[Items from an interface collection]
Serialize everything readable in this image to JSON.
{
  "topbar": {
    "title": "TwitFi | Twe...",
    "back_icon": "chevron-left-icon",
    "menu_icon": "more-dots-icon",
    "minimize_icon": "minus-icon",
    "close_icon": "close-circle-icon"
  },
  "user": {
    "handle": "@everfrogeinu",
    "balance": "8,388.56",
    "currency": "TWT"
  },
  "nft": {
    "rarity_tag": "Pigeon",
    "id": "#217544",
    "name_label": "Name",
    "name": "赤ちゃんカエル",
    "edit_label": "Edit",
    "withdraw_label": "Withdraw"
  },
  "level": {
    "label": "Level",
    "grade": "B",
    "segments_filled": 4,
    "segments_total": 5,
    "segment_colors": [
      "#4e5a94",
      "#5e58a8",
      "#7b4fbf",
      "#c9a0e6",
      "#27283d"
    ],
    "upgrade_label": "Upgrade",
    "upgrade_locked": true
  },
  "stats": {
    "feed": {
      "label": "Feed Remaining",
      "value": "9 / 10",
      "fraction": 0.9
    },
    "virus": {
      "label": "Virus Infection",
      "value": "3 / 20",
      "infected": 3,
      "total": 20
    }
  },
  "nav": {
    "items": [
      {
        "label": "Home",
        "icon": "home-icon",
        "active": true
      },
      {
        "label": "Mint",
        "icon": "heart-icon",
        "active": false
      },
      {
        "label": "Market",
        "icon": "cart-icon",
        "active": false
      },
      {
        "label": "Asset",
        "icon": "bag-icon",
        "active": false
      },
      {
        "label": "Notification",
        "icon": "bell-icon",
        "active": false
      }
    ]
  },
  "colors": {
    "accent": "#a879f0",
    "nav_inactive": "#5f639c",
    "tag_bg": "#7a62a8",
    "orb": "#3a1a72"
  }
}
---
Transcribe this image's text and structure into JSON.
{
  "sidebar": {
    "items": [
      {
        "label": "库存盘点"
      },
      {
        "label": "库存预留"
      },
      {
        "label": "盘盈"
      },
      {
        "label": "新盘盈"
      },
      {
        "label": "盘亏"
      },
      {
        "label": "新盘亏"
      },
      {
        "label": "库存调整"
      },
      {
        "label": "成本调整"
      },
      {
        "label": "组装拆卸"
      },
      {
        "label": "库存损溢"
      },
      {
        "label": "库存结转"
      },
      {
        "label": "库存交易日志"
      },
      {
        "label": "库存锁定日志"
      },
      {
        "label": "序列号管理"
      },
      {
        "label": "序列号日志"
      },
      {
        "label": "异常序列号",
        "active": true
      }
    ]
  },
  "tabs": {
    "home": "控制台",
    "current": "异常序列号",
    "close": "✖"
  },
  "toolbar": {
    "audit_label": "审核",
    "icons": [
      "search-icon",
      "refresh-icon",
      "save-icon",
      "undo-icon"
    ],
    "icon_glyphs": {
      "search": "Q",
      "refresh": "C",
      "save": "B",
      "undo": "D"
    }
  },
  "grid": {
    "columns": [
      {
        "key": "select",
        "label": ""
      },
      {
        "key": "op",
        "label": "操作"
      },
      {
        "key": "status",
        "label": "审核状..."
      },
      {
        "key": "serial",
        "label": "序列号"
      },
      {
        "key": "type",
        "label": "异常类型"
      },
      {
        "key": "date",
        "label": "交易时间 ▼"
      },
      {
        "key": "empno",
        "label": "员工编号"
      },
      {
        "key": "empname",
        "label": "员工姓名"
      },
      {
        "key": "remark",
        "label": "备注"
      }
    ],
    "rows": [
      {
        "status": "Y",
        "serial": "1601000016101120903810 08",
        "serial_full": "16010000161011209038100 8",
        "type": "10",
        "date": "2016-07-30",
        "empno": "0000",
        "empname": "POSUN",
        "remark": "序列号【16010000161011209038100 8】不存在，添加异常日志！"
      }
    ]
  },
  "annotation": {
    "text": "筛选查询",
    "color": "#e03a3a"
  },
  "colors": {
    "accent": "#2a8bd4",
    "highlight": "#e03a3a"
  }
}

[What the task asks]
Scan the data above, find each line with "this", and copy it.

[Solution to the exercise]
Serialize everything readable in this image to JSON.
Transcribe this image's text and structure into JSON.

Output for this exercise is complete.